There’s a huge amount of moral thought and questions in this book and it’s always constantly challenged. Michael is on a quest to bring down god – but he cannot give into his hate and must hold on to his love if he doesn’t want to devolve into a demon – or go off the rails entirely, yet at the same time his hate can be an asset and a strength on several occasions and hatred even allows his happy ending to this book. Top this off with the question of doing the right thing – which involves self-sacrifice and looking at the big picture of individuals in stark contrast to the way god looks at things – and all of that comes together into a wonderful, complex and very thought provoking way. Nothing is simple and many things have multiple angles from which to view them
By reading this, there’s probably a sense that this book will give you a grand headache and be horrendously ponderous – but it’s neither. Because while there’s certainly a lot of food for thought here, it is never overwhelming at the time, it’s carried through the whole book with everything coming together rather than brief moments of complexity. The story also continues to move, all of this information and thought is brought while actively doing something or pursuing something – it isn’t naval gazing or info dumping and the story keeps moving forwards without being bogged down or lost – it comes together excellently.
I really wish I could say more, but cannot without spoiling it. It’s one of those books where I want to find people who have read it and sit down and talk about it, chewing out the mind sets the possibilities and the philosophies presented and contrasted – because it’s fascinating and it begs to be dissected and discussed and debated and thought about and discussed some more.
We have an excellent female character with Mary, though I do wish she didn’t take the romantic track she did making her character very very very male orientated. Clytemnestra isn’t very present but where she is she is beyond capable and even Charlotte surprised me in the end, having a strength, wisdom and agency beyond what I expected; though this is still very much Michael’s story.
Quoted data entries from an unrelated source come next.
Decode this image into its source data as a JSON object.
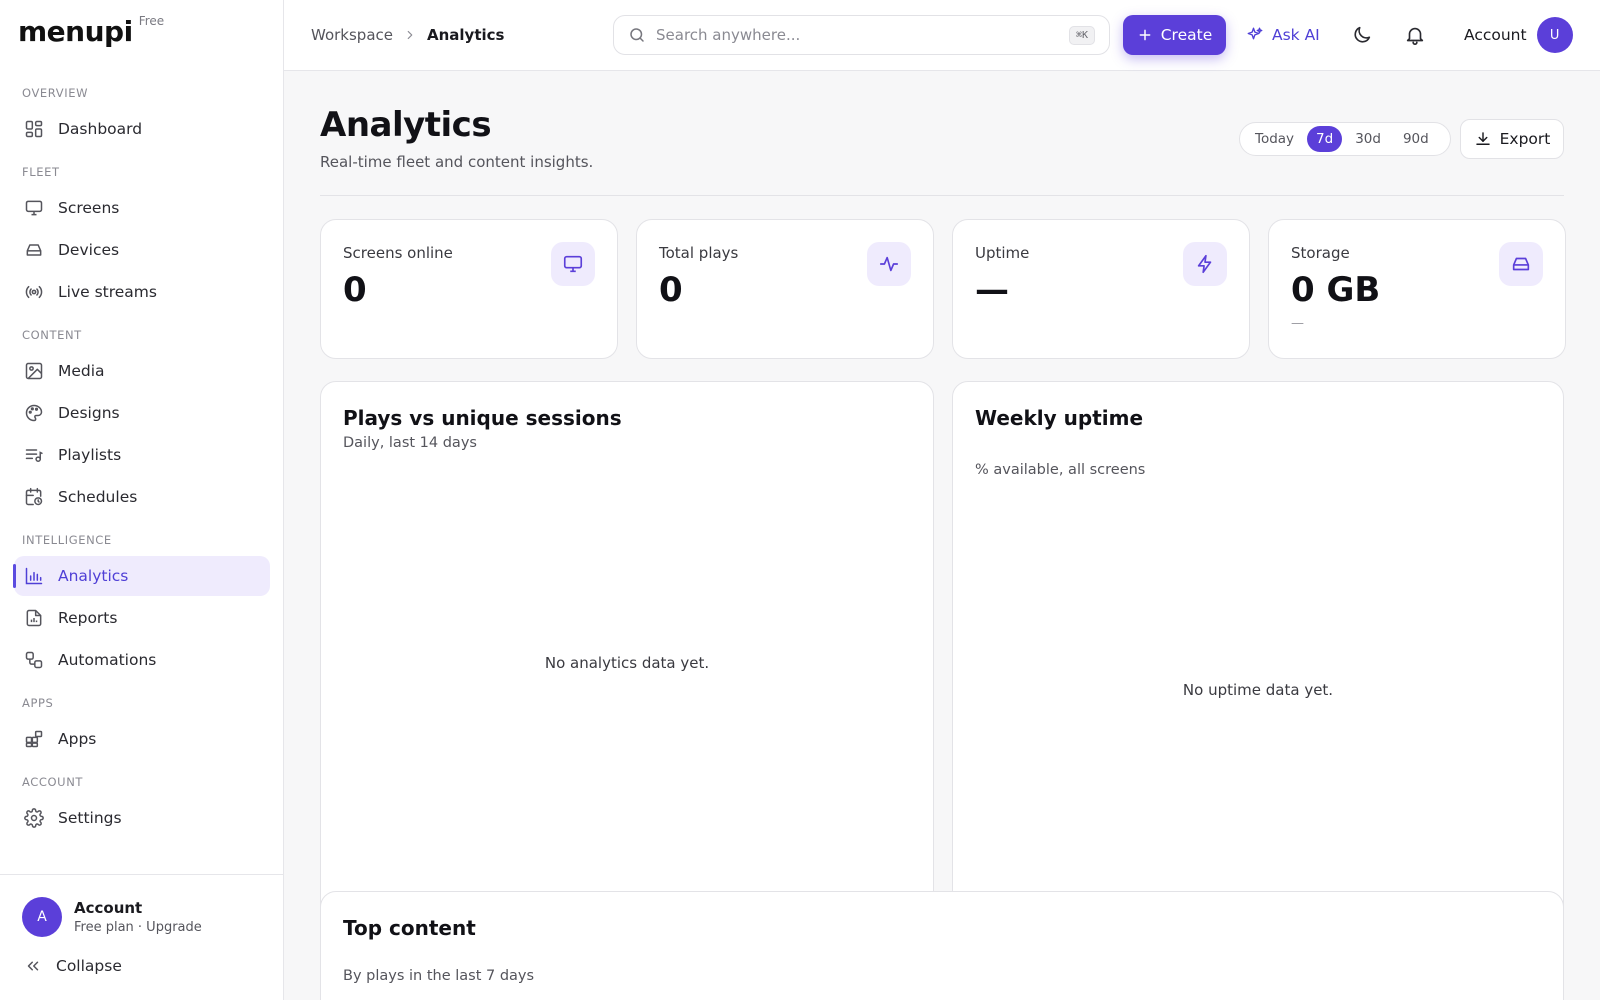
{
  "brand": {
    "name": "menupi",
    "plan": "Free"
  },
  "sidebar": {
    "sections": [
      {
        "heading": "OVERVIEW",
        "items": [
          {
            "label": "Dashboard",
            "icon": "dashboard-icon"
          }
        ]
      },
      {
        "heading": "FLEET",
        "items": [
          {
            "label": "Screens",
            "icon": "monitor-icon"
          },
          {
            "label": "Devices",
            "icon": "drive-icon"
          },
          {
            "label": "Live streams",
            "icon": "broadcast-icon"
          }
        ]
      },
      {
        "heading": "CONTENT",
        "items": [
          {
            "label": "Media",
            "icon": "image-icon"
          },
          {
            "label": "Designs",
            "icon": "palette-icon"
          },
          {
            "label": "Playlists",
            "icon": "playlist-icon"
          },
          {
            "label": "Schedules",
            "icon": "calendar-clock-icon"
          }
        ]
      },
      {
        "heading": "INTELLIGENCE",
        "items": [
          {
            "label": "Analytics",
            "icon": "bar-chart-icon",
            "active": true
          },
          {
            "label": "Reports",
            "icon": "report-icon"
          },
          {
            "label": "Automations",
            "icon": "workflow-icon"
          }
        ]
      },
      {
        "heading": "APPS",
        "items": [
          {
            "label": "Apps",
            "icon": "apps-icon"
          }
        ]
      },
      {
        "heading": "ACCOUNT",
        "items": [
          {
            "label": "Settings",
            "icon": "gear-icon"
          }
        ]
      }
    ],
    "footer": {
      "avatar_initial": "A",
      "name": "Account",
      "plan": "Free plan · Upgrade",
      "collapse_label": "Collapse"
    }
  },
  "topbar": {
    "breadcrumb": {
      "root": "Workspace",
      "current": "Analytics"
    },
    "search": {
      "placeholder": "Search anywhere...",
      "shortcut": "⌘K"
    },
    "create_label": "Create",
    "ask_ai_label": "Ask AI",
    "account_label": "Account",
    "account_initial": "U"
  },
  "page": {
    "title": "Analytics",
    "subtitle": "Real-time fleet and content insights.",
    "ranges": [
      "Today",
      "7d",
      "30d",
      "90d"
    ],
    "selected_range": "7d",
    "export_label": "Export"
  },
  "stats": [
    {
      "label": "Screens online",
      "value": "0",
      "sub": "",
      "icon": "monitor-icon"
    },
    {
      "label": "Total plays",
      "value": "0",
      "sub": "",
      "icon": "activity-icon"
    },
    {
      "label": "Uptime",
      "value": "—",
      "sub": "",
      "icon": "bolt-icon"
    },
    {
      "label": "Storage",
      "value": "0 GB",
      "sub": "—",
      "icon": "drive-icon"
    }
  ],
  "panels": {
    "plays": {
      "title": "Plays vs unique sessions",
      "subtitle": "Daily, last 14 days",
      "empty": "No analytics data yet."
    },
    "uptime": {
      "title": "Weekly uptime",
      "subtitle": "% available, all screens",
      "empty": "No uptime data yet."
    },
    "top_content": {
      "title": "Top content",
      "subtitle": "By plays in the last 7 days"
    }
  },
  "colors": {
    "accent": "#5b3fd9",
    "accent_soft": "#efebfd",
    "background": "#f7f7f8",
    "border": "#e3e3e7"
  }
}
Zoroaster is a POC, as he should be (though his dates are a little shaky) as is Marlowe, the Perceptionist’s servant and guard (a very minor role). Mary and Judas are not, or do not seem to be, however, Mary has long red hair (which could be drawn from Renaissance art – since that was part of the arists depicting her, inaccurately, as a penitent prostitute. Or maybe she really did have red hair, though I think it unlikely). We do not have any GBLT characters.
The first book started well and this one has built upon it to go even better. It’s complex, involved, thought provoking and fascinating – it’s deeply compelling, has a strong story and will be long remembered. I have high expectations for book 3